### ACTIVITY
Tally the lines of the data that include the word "count". Only the number is to be returned.

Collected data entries
........
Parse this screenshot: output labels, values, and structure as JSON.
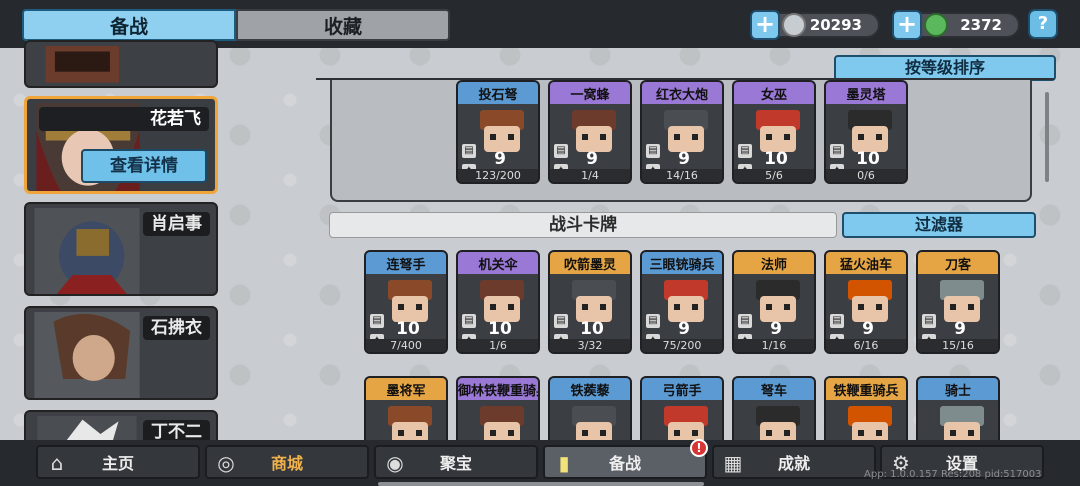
{
  "top_tabs": {
    "prepare": "备战",
    "collection": "收藏"
  },
  "currencies": [
    {
      "name": "silver-coin",
      "value": "20293",
      "color": "#c7ccd1"
    },
    {
      "name": "jade-gem",
      "value": "2372",
      "color": "#5cb85c"
    }
  ],
  "help_label": "?",
  "heroes": [
    {
      "name": ""
    },
    {
      "name": "花若飞",
      "detail_button": "查看详情"
    },
    {
      "name": "肖启事"
    },
    {
      "name": "石拂衣"
    },
    {
      "name": "丁不二"
    }
  ],
  "sort_button": "按等级排序",
  "deck_cards": [
    {
      "name": "投石弩",
      "level": "9",
      "count": "123/200",
      "rarity": "blue"
    },
    {
      "name": "一窝蜂",
      "level": "9",
      "count": "1/4",
      "rarity": "purple"
    },
    {
      "name": "红衣大炮",
      "level": "9",
      "count": "14/16",
      "rarity": "purple"
    },
    {
      "name": "女巫",
      "level": "10",
      "count": "5/6",
      "rarity": "purple"
    },
    {
      "name": "墨灵塔",
      "level": "10",
      "count": "0/6",
      "rarity": "purple"
    }
  ],
  "battle_cards_title": "战斗卡牌",
  "filter_button": "过滤器",
  "battle_cards": [
    {
      "name": "连弩手",
      "level": "10",
      "count": "7/400",
      "rarity": "blue"
    },
    {
      "name": "机关伞",
      "level": "10",
      "count": "1/6",
      "rarity": "purple"
    },
    {
      "name": "吹箭墨灵",
      "level": "10",
      "count": "3/32",
      "rarity": "orange"
    },
    {
      "name": "三眼铳骑兵",
      "level": "9",
      "count": "75/200",
      "rarity": "blue"
    },
    {
      "name": "法师",
      "level": "9",
      "count": "1/16",
      "rarity": "orange"
    },
    {
      "name": "猛火油车",
      "level": "9",
      "count": "6/16",
      "rarity": "orange"
    },
    {
      "name": "刀客",
      "level": "9",
      "count": "15/16",
      "rarity": "orange"
    },
    {
      "name": "墨将军",
      "rarity": "orange"
    },
    {
      "name": "御林铁鞭重骑兵",
      "rarity": "purple"
    },
    {
      "name": "铁蒺藜",
      "rarity": "blue"
    },
    {
      "name": "弓箭手",
      "rarity": "blue"
    },
    {
      "name": "弩车",
      "rarity": "blue"
    },
    {
      "name": "铁鞭重骑兵",
      "rarity": "orange"
    },
    {
      "name": "骑士",
      "rarity": "blue"
    }
  ],
  "bottom_nav": [
    {
      "label": "主页",
      "icon": "home-icon"
    },
    {
      "label": "商城",
      "icon": "coins-icon"
    },
    {
      "label": "聚宝",
      "icon": "treasure-icon"
    },
    {
      "label": "备战",
      "icon": "cards-icon"
    },
    {
      "label": "成就",
      "icon": "achievement-icon"
    },
    {
      "label": "设置",
      "icon": "gear-icon"
    }
  ],
  "notification_badge": "!",
  "debug_text": "App: 1.0.0.157 Res:208 pid:517003"
}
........
### RESULT OF THE EXERCISE
12